You may be starting to feel a little dizzy by this point. I had rather assumed, based on the hype going into this, that I would be treated to an intricately woven tale where the boundaries of the fantastical adventure Ofeila is undertaking will blur delicately with the often harsh reality of the civil war strife of the real world. This isn’t the case at all, with the two occupying the same space but essentially being utterly unaware of each other’s existence as though Del Toro was trying to give us a tutorial on parallel worlds theory.
That said, I can still see why people might like it. Technically speaking it’s remarkably polished work, with a style and dark beauty that’s absent from Del Toro’s bombastic Hollywood-backed outings. Some of Ofelia’s encounters are genuinely nightmarish, and parts of the civil war drama are shockingly, nastily brutal. In essence, it’s a really good, short fairy tale and a really good, short war drama cut together to make something that, for me if seemingly no-one else matches up to something a little less that the sum of its parts.

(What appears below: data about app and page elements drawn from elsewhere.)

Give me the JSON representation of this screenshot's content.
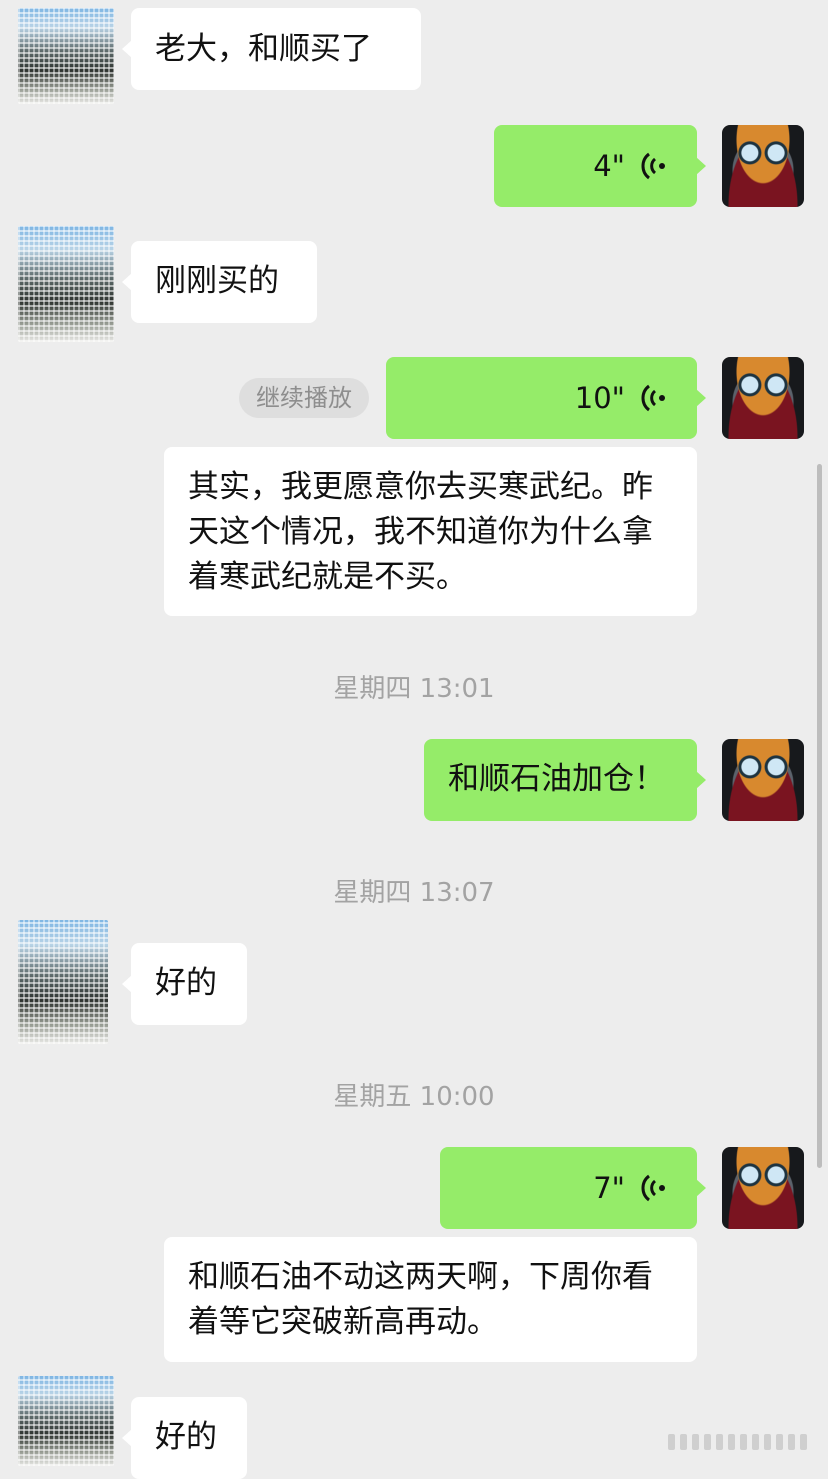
{
  "messages": [
    {
      "side": "left",
      "type": "text",
      "text": "老大，和顺买了"
    },
    {
      "side": "right",
      "type": "voice",
      "duration": "4\""
    },
    {
      "side": "left",
      "type": "text",
      "text": "刚刚买的"
    },
    {
      "side": "right",
      "type": "voice",
      "duration": "10\"",
      "action": "继续播放"
    },
    {
      "side": "right",
      "type": "transcript",
      "text": "其实，我更愿意你去买寒武纪。昨天这个情况，我不知道你为什么拿着寒武纪就是不买。"
    },
    {
      "type": "timestamp",
      "text": "星期四 13:01"
    },
    {
      "side": "right",
      "type": "text",
      "text": "和顺石油加仓！"
    },
    {
      "type": "timestamp",
      "text": "星期四 13:07"
    },
    {
      "side": "left",
      "type": "text",
      "text": "好的"
    },
    {
      "type": "timestamp",
      "text": "星期五 10:00"
    },
    {
      "side": "right",
      "type": "voice",
      "duration": "7\""
    },
    {
      "side": "right",
      "type": "transcript",
      "text": "和顺石油不动这两天啊，下周你看着等它突破新高再动。"
    },
    {
      "side": "left",
      "type": "text",
      "text": "好的"
    }
  ],
  "icons": {
    "voice": "voice-wave-icon",
    "avatar_left": "contact-avatar",
    "avatar_right": "cat-avatar"
  },
  "colors": {
    "background": "#ededed",
    "sent": "#95ec69",
    "received": "#ffffff",
    "timestamp": "#a3a3a3"
  }
}
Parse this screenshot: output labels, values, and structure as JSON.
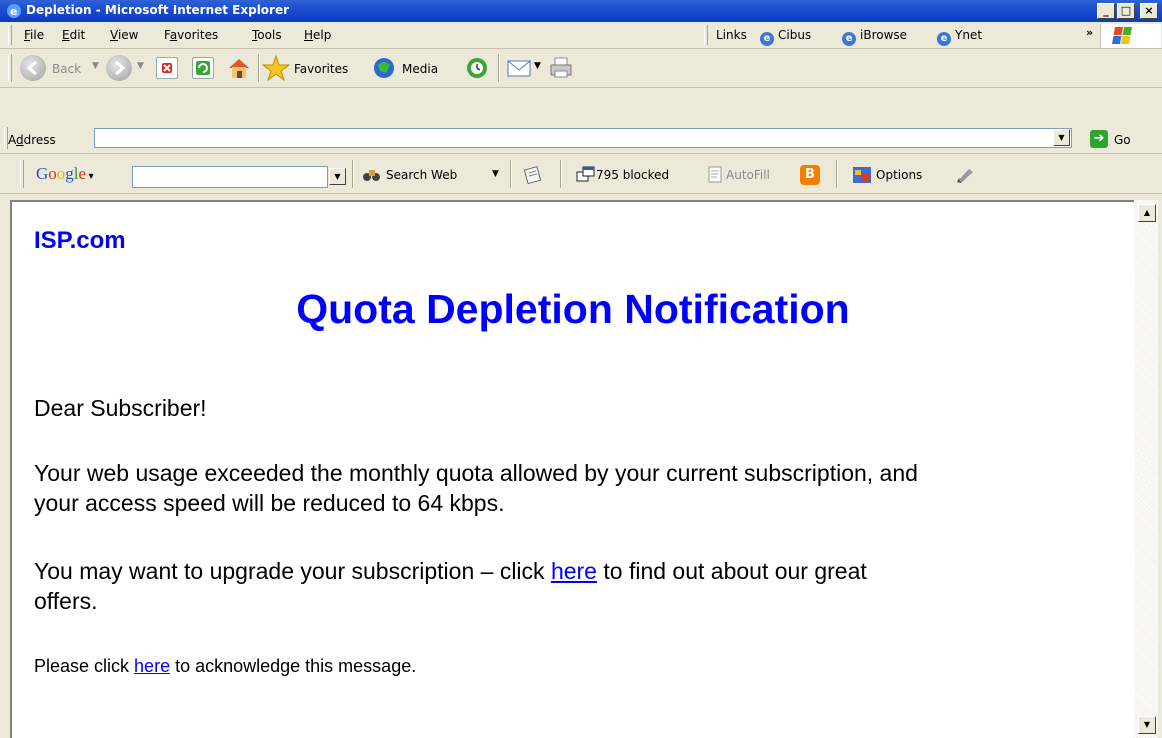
{
  "window": {
    "title": "Depletion - Microsoft Internet Explorer"
  },
  "menu": {
    "items": [
      "File",
      "Edit",
      "View",
      "Favorites",
      "Tools",
      "Help"
    ]
  },
  "links_bar": {
    "label": "Links",
    "items": [
      "Cibus",
      "iBrowse",
      "Ynet"
    ]
  },
  "toolbar": {
    "back": "Back",
    "favorites": "Favorites",
    "media": "Media"
  },
  "address": {
    "label": "Address",
    "value": "",
    "go": "Go"
  },
  "google_bar": {
    "logo": "Google",
    "search_value": "",
    "search_web": "Search Web",
    "blocked": "795 blocked",
    "autofill": "AutoFill",
    "options": "Options"
  },
  "page": {
    "brand": "ISP.com",
    "heading": "Quota Depletion Notification",
    "greeting": "Dear Subscriber!",
    "usage_line1": "Your web usage exceeded the monthly quota allowed by your current subscription, and",
    "usage_line2": "your access speed will be reduced to 64 kbps.",
    "upgrade_before": "You may want to upgrade your subscription – click ",
    "upgrade_link": "here",
    "upgrade_after": " to find out about our great",
    "upgrade_line2": "offers.",
    "ack_before": "Please click ",
    "ack_link": "here",
    "ack_after": " to acknowledge this message."
  }
}
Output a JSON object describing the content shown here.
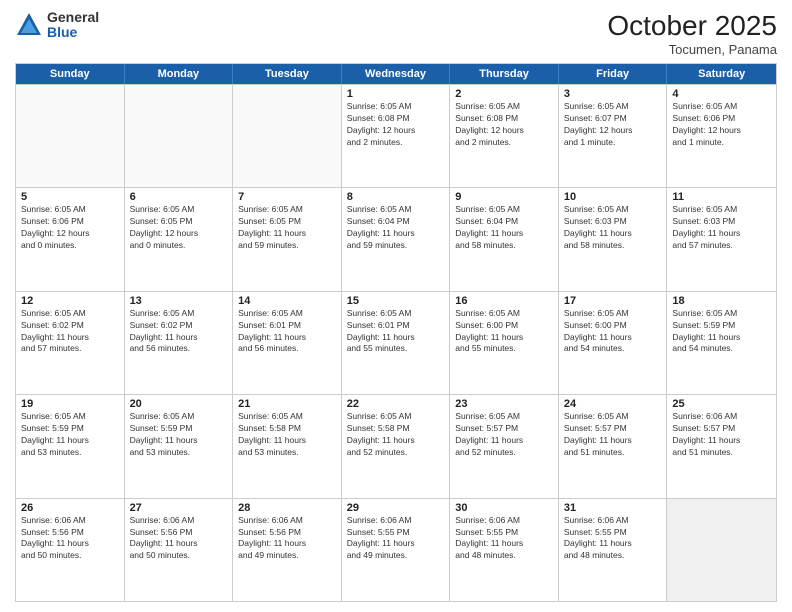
{
  "header": {
    "logo_general": "General",
    "logo_blue": "Blue",
    "month": "October 2025",
    "location": "Tocumen, Panama"
  },
  "weekdays": [
    "Sunday",
    "Monday",
    "Tuesday",
    "Wednesday",
    "Thursday",
    "Friday",
    "Saturday"
  ],
  "rows": [
    [
      {
        "day": "",
        "empty": true
      },
      {
        "day": "",
        "empty": true
      },
      {
        "day": "",
        "empty": true
      },
      {
        "day": "1",
        "lines": [
          "Sunrise: 6:05 AM",
          "Sunset: 6:08 PM",
          "Daylight: 12 hours",
          "and 2 minutes."
        ]
      },
      {
        "day": "2",
        "lines": [
          "Sunrise: 6:05 AM",
          "Sunset: 6:08 PM",
          "Daylight: 12 hours",
          "and 2 minutes."
        ]
      },
      {
        "day": "3",
        "lines": [
          "Sunrise: 6:05 AM",
          "Sunset: 6:07 PM",
          "Daylight: 12 hours",
          "and 1 minute."
        ]
      },
      {
        "day": "4",
        "lines": [
          "Sunrise: 6:05 AM",
          "Sunset: 6:06 PM",
          "Daylight: 12 hours",
          "and 1 minute."
        ]
      }
    ],
    [
      {
        "day": "5",
        "lines": [
          "Sunrise: 6:05 AM",
          "Sunset: 6:06 PM",
          "Daylight: 12 hours",
          "and 0 minutes."
        ]
      },
      {
        "day": "6",
        "lines": [
          "Sunrise: 6:05 AM",
          "Sunset: 6:05 PM",
          "Daylight: 12 hours",
          "and 0 minutes."
        ]
      },
      {
        "day": "7",
        "lines": [
          "Sunrise: 6:05 AM",
          "Sunset: 6:05 PM",
          "Daylight: 11 hours",
          "and 59 minutes."
        ]
      },
      {
        "day": "8",
        "lines": [
          "Sunrise: 6:05 AM",
          "Sunset: 6:04 PM",
          "Daylight: 11 hours",
          "and 59 minutes."
        ]
      },
      {
        "day": "9",
        "lines": [
          "Sunrise: 6:05 AM",
          "Sunset: 6:04 PM",
          "Daylight: 11 hours",
          "and 58 minutes."
        ]
      },
      {
        "day": "10",
        "lines": [
          "Sunrise: 6:05 AM",
          "Sunset: 6:03 PM",
          "Daylight: 11 hours",
          "and 58 minutes."
        ]
      },
      {
        "day": "11",
        "lines": [
          "Sunrise: 6:05 AM",
          "Sunset: 6:03 PM",
          "Daylight: 11 hours",
          "and 57 minutes."
        ]
      }
    ],
    [
      {
        "day": "12",
        "lines": [
          "Sunrise: 6:05 AM",
          "Sunset: 6:02 PM",
          "Daylight: 11 hours",
          "and 57 minutes."
        ]
      },
      {
        "day": "13",
        "lines": [
          "Sunrise: 6:05 AM",
          "Sunset: 6:02 PM",
          "Daylight: 11 hours",
          "and 56 minutes."
        ]
      },
      {
        "day": "14",
        "lines": [
          "Sunrise: 6:05 AM",
          "Sunset: 6:01 PM",
          "Daylight: 11 hours",
          "and 56 minutes."
        ]
      },
      {
        "day": "15",
        "lines": [
          "Sunrise: 6:05 AM",
          "Sunset: 6:01 PM",
          "Daylight: 11 hours",
          "and 55 minutes."
        ]
      },
      {
        "day": "16",
        "lines": [
          "Sunrise: 6:05 AM",
          "Sunset: 6:00 PM",
          "Daylight: 11 hours",
          "and 55 minutes."
        ]
      },
      {
        "day": "17",
        "lines": [
          "Sunrise: 6:05 AM",
          "Sunset: 6:00 PM",
          "Daylight: 11 hours",
          "and 54 minutes."
        ]
      },
      {
        "day": "18",
        "lines": [
          "Sunrise: 6:05 AM",
          "Sunset: 5:59 PM",
          "Daylight: 11 hours",
          "and 54 minutes."
        ]
      }
    ],
    [
      {
        "day": "19",
        "lines": [
          "Sunrise: 6:05 AM",
          "Sunset: 5:59 PM",
          "Daylight: 11 hours",
          "and 53 minutes."
        ]
      },
      {
        "day": "20",
        "lines": [
          "Sunrise: 6:05 AM",
          "Sunset: 5:59 PM",
          "Daylight: 11 hours",
          "and 53 minutes."
        ]
      },
      {
        "day": "21",
        "lines": [
          "Sunrise: 6:05 AM",
          "Sunset: 5:58 PM",
          "Daylight: 11 hours",
          "and 53 minutes."
        ]
      },
      {
        "day": "22",
        "lines": [
          "Sunrise: 6:05 AM",
          "Sunset: 5:58 PM",
          "Daylight: 11 hours",
          "and 52 minutes."
        ]
      },
      {
        "day": "23",
        "lines": [
          "Sunrise: 6:05 AM",
          "Sunset: 5:57 PM",
          "Daylight: 11 hours",
          "and 52 minutes."
        ]
      },
      {
        "day": "24",
        "lines": [
          "Sunrise: 6:05 AM",
          "Sunset: 5:57 PM",
          "Daylight: 11 hours",
          "and 51 minutes."
        ]
      },
      {
        "day": "25",
        "lines": [
          "Sunrise: 6:06 AM",
          "Sunset: 5:57 PM",
          "Daylight: 11 hours",
          "and 51 minutes."
        ]
      }
    ],
    [
      {
        "day": "26",
        "lines": [
          "Sunrise: 6:06 AM",
          "Sunset: 5:56 PM",
          "Daylight: 11 hours",
          "and 50 minutes."
        ]
      },
      {
        "day": "27",
        "lines": [
          "Sunrise: 6:06 AM",
          "Sunset: 5:56 PM",
          "Daylight: 11 hours",
          "and 50 minutes."
        ]
      },
      {
        "day": "28",
        "lines": [
          "Sunrise: 6:06 AM",
          "Sunset: 5:56 PM",
          "Daylight: 11 hours",
          "and 49 minutes."
        ]
      },
      {
        "day": "29",
        "lines": [
          "Sunrise: 6:06 AM",
          "Sunset: 5:55 PM",
          "Daylight: 11 hours",
          "and 49 minutes."
        ]
      },
      {
        "day": "30",
        "lines": [
          "Sunrise: 6:06 AM",
          "Sunset: 5:55 PM",
          "Daylight: 11 hours",
          "and 48 minutes."
        ]
      },
      {
        "day": "31",
        "lines": [
          "Sunrise: 6:06 AM",
          "Sunset: 5:55 PM",
          "Daylight: 11 hours",
          "and 48 minutes."
        ]
      },
      {
        "day": "",
        "empty": true
      }
    ]
  ]
}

There’s a good number of reasons to like this film, and the only reason not to stems from a vague feeling that the two strands don’t connect well enough and the subsequent detachment I felt from Ofelia, and everyone else in the film for that matter. This may be a problem limited to, well, me, and at any rate Pan’s Labyrinth is a far more affecting, well crafted and worthy film that the rest of the cinematic hairs clogging up the Christmas plughole. If it’s either this, Deck the Halls or The Santa Clause Whatever Number We’re Up To I know where my hard-earned wonga would be spent.